Again, my memory tells me that Gingrich has been thumping for family values in much the way he does now for a long while--but, again, a clear record of this (of the sort journalists could readily provide) would be much more helpful in substantiating hypocrisy charges that a bullheaded line of questioning that is so oblivious to Gingrich's rebuttal that even someone with no political sympathy for Newt wants to cheer when Newt spits a quip about missing synapses.

One final remark: Whether or not Gingrich is a hypocrite, anyone who has insisted of other politicians that their private sexual lives are highly relevant to assessing their suitability for political life would be courting hypocrisy if they treated Gingrich's blatant record of sexual infidelity and disregard for marital vows as politically irrelevant.


  1. This comment has been removed by the author.

  2. It seems to me there is a sense in which Gingrich is undeniably a hypocrite. He admits (now) to some serious moral transgressions. Repentance is great, but it seems to me that a person who knows how much he has sinned in the past ought to be a little less self-righteous in the present when commenting on other people's alleged moral transgressions. It seems to me this person would recognize the other sinners as fellow travelers so to speak--they are failing morally the same as I did. Gingrich it seems to me decidedly *doesn't* show any signs of this kind of compassion. He gives himself a break that he doesn't give to other people, it seems to me.

  3. Hi Eric,

    There is another side to this coin: can a politician really hope to be elected without misrepresenting him/herself to some degree?
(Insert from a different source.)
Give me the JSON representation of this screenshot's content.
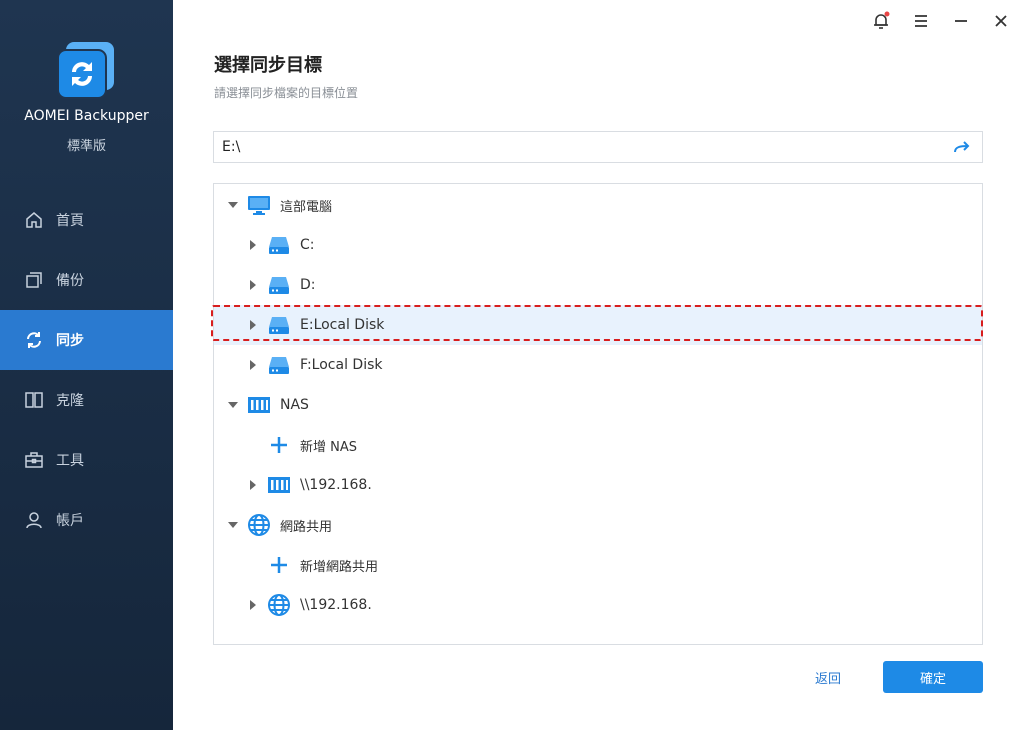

To a large extent, they are acting out a role, projecting an image that has often very little to do with reality.

    There are simply things they can't do and opinions they can't have. For example, I understand that in the US a politician that would strongly criticize an action by the United States or show indifference to religion would be quickly disqualified. And up here we, for sure, have our own brand of political silliness, different but no more rational.

    I am not being cynical but doesn't all this make some form of misrepresentation or hypocrisy almost necessary?
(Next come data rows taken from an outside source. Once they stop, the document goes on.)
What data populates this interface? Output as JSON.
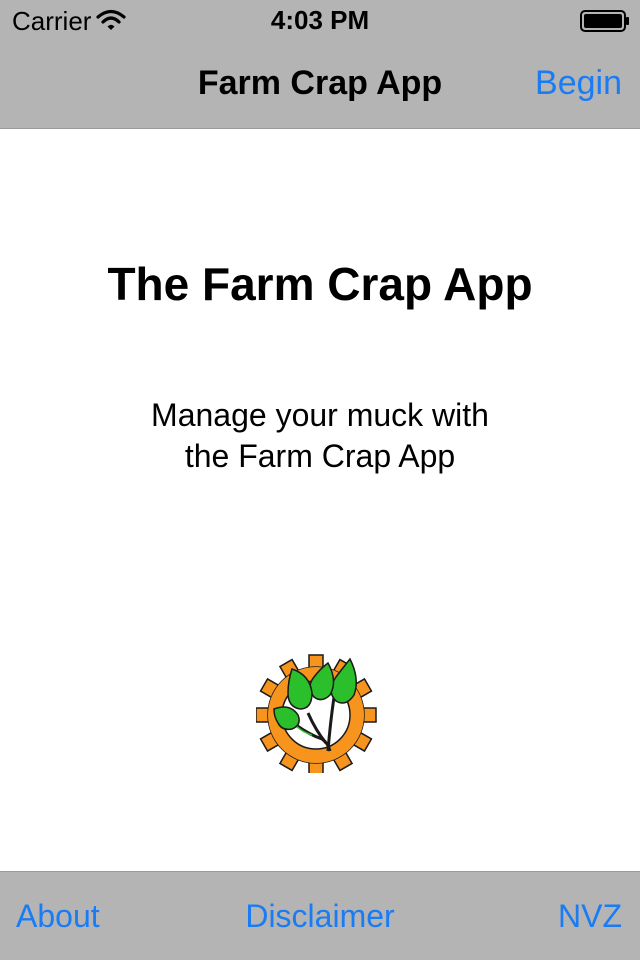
{
  "status_bar": {
    "carrier": "Carrier",
    "time": "4:03 PM",
    "wifi_icon": "wifi-icon",
    "battery_icon": "battery-icon"
  },
  "nav_bar": {
    "title": "Farm Crap App",
    "right_button": "Begin"
  },
  "main": {
    "headline": "The Farm Crap App",
    "tagline_line1": "Manage your muck with",
    "tagline_line2": "the Farm Crap App",
    "logo_icon": "gear-with-leaves-logo"
  },
  "toolbar": {
    "about": "About",
    "disclaimer": "Disclaimer",
    "nvz": "NVZ"
  },
  "colors": {
    "bar_background": "#b4b4b4",
    "accent": "#1a7cf5",
    "gear_orange": "#f7941d",
    "leaf_green": "#2bbf2b"
  }
}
  4. Keith--Good point. It may be that the self-righteous dimension of hypocrisy deserves a bit more attention. If an unwarranted self-righteousness with respect to some kind of wrongdoing is given more prominence in our understanding of hypocrisy, then the remorseful moralizer could still be a hypocrite even if he/she isn't currently guilty of the wrongdoing.

  5. JP--You're right that the political process seems to drive those who seek elected office to misrepresent who they are in various ways. So realistically what the electorate has to focus on is the issue of DEGREE. Is the politician reluctantly compromising his/her integrity a bit (and losing sleep over it) for the sake of political necessity, or does the politician not have any integrity to compromise?
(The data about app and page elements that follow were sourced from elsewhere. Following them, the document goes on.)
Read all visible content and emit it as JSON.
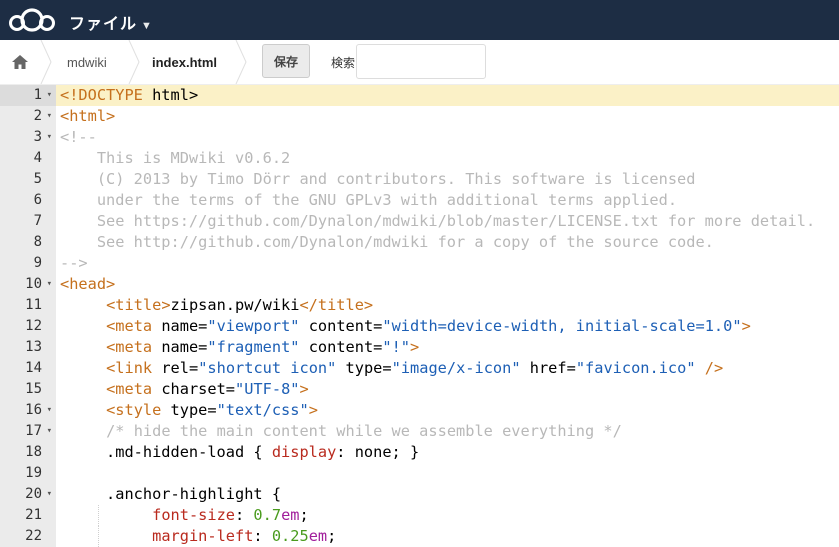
{
  "topbar": {
    "title": "ファイル",
    "caret": "▼",
    "logo": "cloud-logo",
    "background": "#1d2d44"
  },
  "controls": {
    "home_icon": "home-icon",
    "breadcrumb": [
      "mdwiki",
      "index.html"
    ],
    "save_label": "保存",
    "search_label": "検索",
    "search_value": ""
  },
  "editor": {
    "active_line": 1,
    "colors": {
      "tag": "#c5701d",
      "string": "#1d5fb5",
      "comment": "#b8b8b8",
      "css_property": "#b92a1e",
      "number": "#4a9b1e",
      "unit": "#a11d9b",
      "active_line_bg": "#fbf1c7",
      "gutter_bg": "#ebebeb"
    },
    "lines": [
      {
        "n": "1",
        "fold": "▾",
        "tokens": [
          {
            "t": "<!DOCTYPE",
            "c": "tag"
          },
          {
            "t": " html>",
            "c": "text"
          }
        ]
      },
      {
        "n": "2",
        "fold": "▾",
        "tokens": [
          {
            "t": "<html>",
            "c": "tag"
          }
        ]
      },
      {
        "n": "3",
        "fold": "▾",
        "tokens": [
          {
            "t": "<!--",
            "c": "cmt"
          }
        ]
      },
      {
        "n": "4",
        "fold": "",
        "tokens": [
          {
            "t": "    This is MDwiki v0.6.2",
            "c": "cmt"
          }
        ]
      },
      {
        "n": "5",
        "fold": "",
        "tokens": [
          {
            "t": "    (C) 2013 by Timo Dörr and contributors. This software is licensed",
            "c": "cmt"
          }
        ]
      },
      {
        "n": "6",
        "fold": "",
        "tokens": [
          {
            "t": "    under the terms of the GNU GPLv3 with additional terms applied.",
            "c": "cmt"
          }
        ]
      },
      {
        "n": "7",
        "fold": "",
        "tokens": [
          {
            "t": "    See https://github.com/Dynalon/mdwiki/blob/master/LICENSE.txt for more detail.",
            "c": "cmt"
          }
        ]
      },
      {
        "n": "8",
        "fold": "",
        "tokens": [
          {
            "t": "    See http://github.com/Dynalon/mdwiki for a copy of the source code.",
            "c": "cmt"
          }
        ]
      },
      {
        "n": "9",
        "fold": "",
        "tokens": [
          {
            "t": "-->",
            "c": "cmt"
          }
        ]
      },
      {
        "n": "10",
        "fold": "▾",
        "tokens": [
          {
            "t": "<head>",
            "c": "tag"
          }
        ]
      },
      {
        "n": "11",
        "fold": "",
        "tokens": [
          {
            "t": "     ",
            "c": "text"
          },
          {
            "t": "<title>",
            "c": "tag"
          },
          {
            "t": "zipsan.pw/wiki",
            "c": "text"
          },
          {
            "t": "</title>",
            "c": "tag"
          }
        ]
      },
      {
        "n": "12",
        "fold": "",
        "tokens": [
          {
            "t": "     ",
            "c": "text"
          },
          {
            "t": "<meta",
            "c": "tag"
          },
          {
            "t": " name=",
            "c": "attr"
          },
          {
            "t": "\"viewport\"",
            "c": "str"
          },
          {
            "t": " content=",
            "c": "attr"
          },
          {
            "t": "\"width=device-width, initial-scale=1.0\"",
            "c": "str"
          },
          {
            "t": ">",
            "c": "tag"
          }
        ]
      },
      {
        "n": "13",
        "fold": "",
        "tokens": [
          {
            "t": "     ",
            "c": "text"
          },
          {
            "t": "<meta",
            "c": "tag"
          },
          {
            "t": " name=",
            "c": "attr"
          },
          {
            "t": "\"fragment\"",
            "c": "str"
          },
          {
            "t": " content=",
            "c": "attr"
          },
          {
            "t": "\"!\"",
            "c": "str"
          },
          {
            "t": ">",
            "c": "tag"
          }
        ]
      },
      {
        "n": "14",
        "fold": "",
        "tokens": [
          {
            "t": "     ",
            "c": "text"
          },
          {
            "t": "<link",
            "c": "tag"
          },
          {
            "t": " rel=",
            "c": "attr"
          },
          {
            "t": "\"shortcut icon\"",
            "c": "str"
          },
          {
            "t": " type=",
            "c": "attr"
          },
          {
            "t": "\"image/x-icon\"",
            "c": "str"
          },
          {
            "t": " href=",
            "c": "attr"
          },
          {
            "t": "\"favicon.ico\"",
            "c": "str"
          },
          {
            "t": " />",
            "c": "tag"
          }
        ]
      },
      {
        "n": "15",
        "fold": "",
        "tokens": [
          {
            "t": "     ",
            "c": "text"
          },
          {
            "t": "<meta",
            "c": "tag"
          },
          {
            "t": " charset=",
            "c": "attr"
          },
          {
            "t": "\"UTF-8\"",
            "c": "str"
          },
          {
            "t": ">",
            "c": "tag"
          }
        ]
      },
      {
        "n": "16",
        "fold": "▾",
        "tokens": [
          {
            "t": "     ",
            "c": "text"
          },
          {
            "t": "<style",
            "c": "tag"
          },
          {
            "t": " type=",
            "c": "attr"
          },
          {
            "t": "\"text/css\"",
            "c": "str"
          },
          {
            "t": ">",
            "c": "tag"
          }
        ]
      },
      {
        "n": "17",
        "fold": "▾",
        "tokens": [
          {
            "t": "     ",
            "c": "text"
          },
          {
            "t": "/* hide the main content while we assemble everything */",
            "c": "cmt"
          }
        ]
      },
      {
        "n": "18",
        "fold": "",
        "tokens": [
          {
            "t": "     .md-hidden-load { ",
            "c": "text"
          },
          {
            "t": "display",
            "c": "prop"
          },
          {
            "t": ": none; }",
            "c": "text"
          }
        ]
      },
      {
        "n": "19",
        "fold": "",
        "tokens": []
      },
      {
        "n": "20",
        "fold": "▾",
        "tokens": [
          {
            "t": "     .anchor-highlight {",
            "c": "text"
          }
        ]
      },
      {
        "n": "21",
        "fold": "",
        "guide": true,
        "tokens": [
          {
            "t": "          ",
            "c": "text"
          },
          {
            "t": "font-size",
            "c": "prop"
          },
          {
            "t": ": ",
            "c": "text"
          },
          {
            "t": "0.7",
            "c": "num"
          },
          {
            "t": "em",
            "c": "unit"
          },
          {
            "t": ";",
            "c": "text"
          }
        ]
      },
      {
        "n": "22",
        "fold": "",
        "guide": true,
        "tokens": [
          {
            "t": "          ",
            "c": "text"
          },
          {
            "t": "margin-left",
            "c": "prop"
          },
          {
            "t": ": ",
            "c": "text"
          },
          {
            "t": "0.25",
            "c": "num"
          },
          {
            "t": "em",
            "c": "unit"
          },
          {
            "t": ";",
            "c": "text"
          }
        ]
      }
    ]
  }
}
  6. JP is right about politicians, I think. In the interest of fairness (since I voted for the man and I plan to vote for him again) I've had this nagging problem with Obama wrt his famous Speech about Talking about Race in America (the one he made in response to the Jeremiah Wright flap). Obama made a great speech about how important it is for Americans to be able to talk honestly about racial issues without fearing condemnation for being so racist and all. This speech was creditted with defusing the whole Wright issue, and Obama never brought the subject up again. It's almost as if the speech was just cheap damage control, not a serious call for dialog:-(

  7. But when it comes to the hypocrisy of self righteousness, Gingrich strikes me as being particularly adept at it. Gingrich seems to me to be particularly full throated in his condemnation of other people for failing morally, rhetorically oblivious to his admissions of his own moral failings. All of us suffer from this ailment, I think, (i'm probably doing it right now:-) but Gingrich amazes me with his gall.